◆ **Aim of the task**
Return each line of the listing in which the word "screenshot" appears.

◆ **Records provided**
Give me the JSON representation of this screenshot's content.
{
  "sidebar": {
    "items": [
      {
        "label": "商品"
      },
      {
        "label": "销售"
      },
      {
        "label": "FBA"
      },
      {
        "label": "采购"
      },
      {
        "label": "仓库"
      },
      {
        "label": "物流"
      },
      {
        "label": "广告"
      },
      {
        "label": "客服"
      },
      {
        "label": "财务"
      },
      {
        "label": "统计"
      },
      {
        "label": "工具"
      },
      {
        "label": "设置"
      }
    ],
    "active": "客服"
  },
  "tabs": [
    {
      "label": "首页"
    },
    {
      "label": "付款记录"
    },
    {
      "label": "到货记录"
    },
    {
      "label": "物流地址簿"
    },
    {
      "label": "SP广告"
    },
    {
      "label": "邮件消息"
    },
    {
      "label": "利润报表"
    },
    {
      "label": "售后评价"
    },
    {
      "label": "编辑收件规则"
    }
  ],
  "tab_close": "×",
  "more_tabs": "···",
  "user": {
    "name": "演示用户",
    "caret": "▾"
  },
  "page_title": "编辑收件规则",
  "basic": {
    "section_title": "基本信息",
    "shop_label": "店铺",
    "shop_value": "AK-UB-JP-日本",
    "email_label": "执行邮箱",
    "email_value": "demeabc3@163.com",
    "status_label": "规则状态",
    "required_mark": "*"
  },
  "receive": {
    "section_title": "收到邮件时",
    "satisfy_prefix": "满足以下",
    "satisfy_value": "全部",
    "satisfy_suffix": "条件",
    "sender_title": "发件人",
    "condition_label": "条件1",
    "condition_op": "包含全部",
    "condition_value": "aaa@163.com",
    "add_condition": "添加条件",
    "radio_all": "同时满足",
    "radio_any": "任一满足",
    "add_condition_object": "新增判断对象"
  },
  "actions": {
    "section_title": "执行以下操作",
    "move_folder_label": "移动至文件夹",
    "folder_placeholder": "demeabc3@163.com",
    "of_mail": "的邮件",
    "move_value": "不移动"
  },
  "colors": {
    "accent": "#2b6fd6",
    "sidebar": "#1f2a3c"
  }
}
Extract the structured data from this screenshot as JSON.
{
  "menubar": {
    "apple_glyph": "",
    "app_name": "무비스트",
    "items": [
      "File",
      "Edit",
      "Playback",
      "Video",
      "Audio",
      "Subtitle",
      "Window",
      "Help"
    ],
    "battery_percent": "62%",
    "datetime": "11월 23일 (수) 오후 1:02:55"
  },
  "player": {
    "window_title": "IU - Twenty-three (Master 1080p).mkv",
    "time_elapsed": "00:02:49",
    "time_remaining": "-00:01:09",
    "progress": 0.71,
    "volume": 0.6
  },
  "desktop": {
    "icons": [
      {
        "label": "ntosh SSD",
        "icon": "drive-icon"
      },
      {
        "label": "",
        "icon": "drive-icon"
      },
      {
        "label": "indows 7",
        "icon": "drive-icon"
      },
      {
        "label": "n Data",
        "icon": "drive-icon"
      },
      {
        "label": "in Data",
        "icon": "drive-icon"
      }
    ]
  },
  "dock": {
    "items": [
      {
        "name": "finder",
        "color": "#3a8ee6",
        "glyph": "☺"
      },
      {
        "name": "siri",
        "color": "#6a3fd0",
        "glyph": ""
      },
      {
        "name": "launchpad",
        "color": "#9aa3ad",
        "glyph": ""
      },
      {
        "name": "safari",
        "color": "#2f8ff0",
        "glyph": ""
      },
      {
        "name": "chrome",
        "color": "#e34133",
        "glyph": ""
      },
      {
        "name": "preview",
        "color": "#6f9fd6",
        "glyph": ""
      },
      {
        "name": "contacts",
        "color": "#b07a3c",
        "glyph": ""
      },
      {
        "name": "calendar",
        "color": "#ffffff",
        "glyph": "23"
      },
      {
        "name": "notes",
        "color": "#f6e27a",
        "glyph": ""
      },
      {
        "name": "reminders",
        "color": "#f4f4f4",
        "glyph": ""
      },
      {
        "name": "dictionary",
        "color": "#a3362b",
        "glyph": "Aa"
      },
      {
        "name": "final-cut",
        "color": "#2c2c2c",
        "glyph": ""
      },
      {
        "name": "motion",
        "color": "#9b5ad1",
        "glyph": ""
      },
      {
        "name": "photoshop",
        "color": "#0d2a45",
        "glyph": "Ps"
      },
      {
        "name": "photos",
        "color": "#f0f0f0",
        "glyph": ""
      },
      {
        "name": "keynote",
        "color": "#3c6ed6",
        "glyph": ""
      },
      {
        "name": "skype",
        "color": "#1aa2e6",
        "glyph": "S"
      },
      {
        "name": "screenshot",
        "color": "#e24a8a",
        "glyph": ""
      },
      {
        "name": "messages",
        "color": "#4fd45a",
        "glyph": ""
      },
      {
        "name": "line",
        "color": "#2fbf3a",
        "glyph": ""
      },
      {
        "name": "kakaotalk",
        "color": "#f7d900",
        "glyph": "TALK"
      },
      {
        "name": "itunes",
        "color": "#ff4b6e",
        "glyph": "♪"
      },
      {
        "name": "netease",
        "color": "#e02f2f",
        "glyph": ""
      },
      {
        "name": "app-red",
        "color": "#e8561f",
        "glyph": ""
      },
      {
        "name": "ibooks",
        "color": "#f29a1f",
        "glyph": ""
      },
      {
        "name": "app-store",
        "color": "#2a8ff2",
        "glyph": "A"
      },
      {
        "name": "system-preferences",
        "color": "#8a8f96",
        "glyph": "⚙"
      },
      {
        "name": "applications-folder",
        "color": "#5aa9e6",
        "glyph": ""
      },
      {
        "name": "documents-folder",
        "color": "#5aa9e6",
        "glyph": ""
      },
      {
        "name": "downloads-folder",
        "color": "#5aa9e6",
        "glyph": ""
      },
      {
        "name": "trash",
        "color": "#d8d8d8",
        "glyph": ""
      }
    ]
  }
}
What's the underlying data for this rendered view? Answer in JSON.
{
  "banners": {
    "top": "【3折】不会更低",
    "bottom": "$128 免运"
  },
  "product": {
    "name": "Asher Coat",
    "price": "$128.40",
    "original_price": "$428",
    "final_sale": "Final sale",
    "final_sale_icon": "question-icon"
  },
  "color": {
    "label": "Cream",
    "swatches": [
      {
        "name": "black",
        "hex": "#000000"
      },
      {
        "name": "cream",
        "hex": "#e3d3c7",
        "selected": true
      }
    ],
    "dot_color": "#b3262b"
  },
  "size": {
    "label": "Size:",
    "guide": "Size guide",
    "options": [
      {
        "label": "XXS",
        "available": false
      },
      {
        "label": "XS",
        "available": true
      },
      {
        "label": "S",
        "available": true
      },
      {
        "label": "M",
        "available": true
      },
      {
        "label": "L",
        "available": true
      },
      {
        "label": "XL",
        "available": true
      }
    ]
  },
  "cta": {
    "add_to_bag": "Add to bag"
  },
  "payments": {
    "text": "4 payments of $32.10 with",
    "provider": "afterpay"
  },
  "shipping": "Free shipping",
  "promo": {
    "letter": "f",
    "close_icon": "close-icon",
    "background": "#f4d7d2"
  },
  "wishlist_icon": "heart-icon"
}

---

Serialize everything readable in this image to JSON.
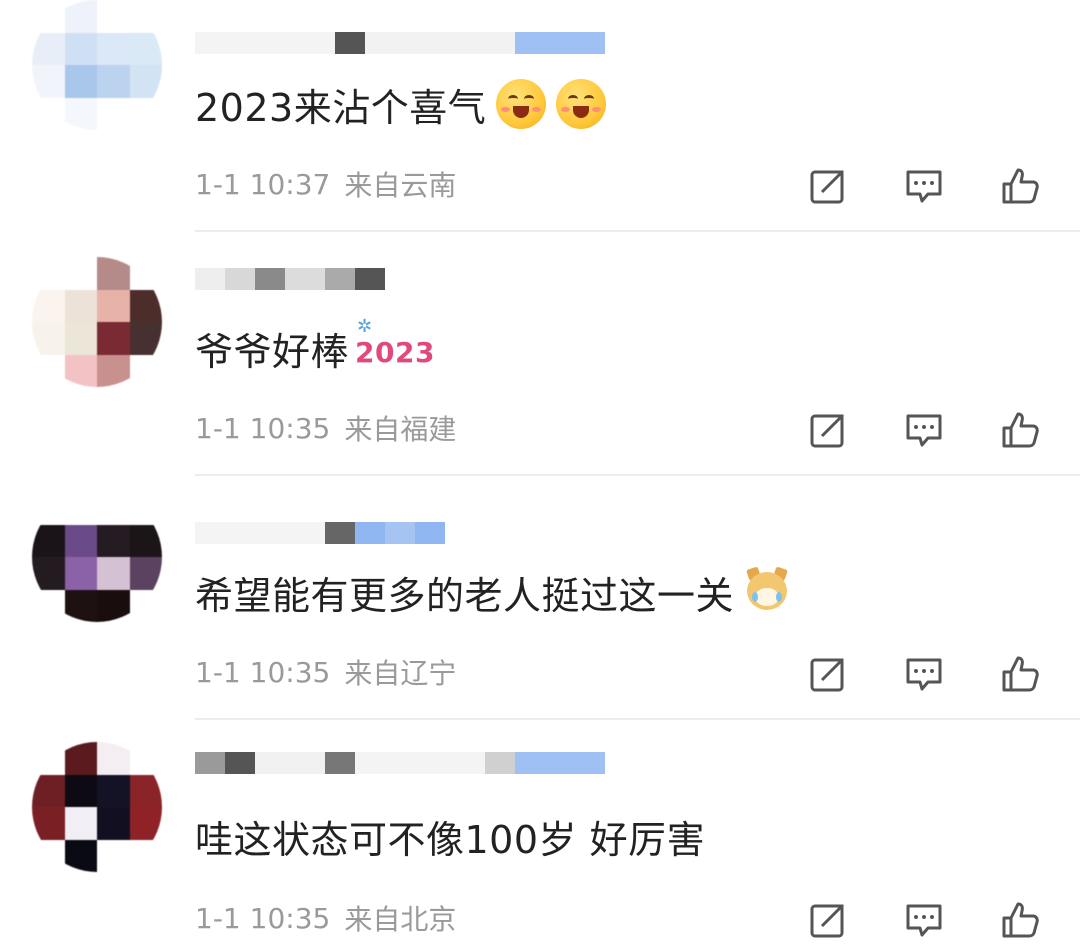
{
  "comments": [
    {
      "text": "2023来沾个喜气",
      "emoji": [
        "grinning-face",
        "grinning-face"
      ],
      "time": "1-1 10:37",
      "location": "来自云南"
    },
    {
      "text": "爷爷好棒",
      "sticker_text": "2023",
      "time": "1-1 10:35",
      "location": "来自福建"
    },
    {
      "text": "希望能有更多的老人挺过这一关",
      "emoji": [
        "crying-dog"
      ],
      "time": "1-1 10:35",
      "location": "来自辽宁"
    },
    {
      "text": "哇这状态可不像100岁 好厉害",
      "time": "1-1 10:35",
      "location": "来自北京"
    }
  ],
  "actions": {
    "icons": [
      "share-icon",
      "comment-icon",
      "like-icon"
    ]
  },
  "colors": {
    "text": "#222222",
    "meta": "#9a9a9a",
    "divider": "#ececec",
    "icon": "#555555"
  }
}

◆ **Your response**
Give me the JSON representation of this screenshot's content.
Extract the structured data from this screenshot as JSON.
        "name": "screenshot",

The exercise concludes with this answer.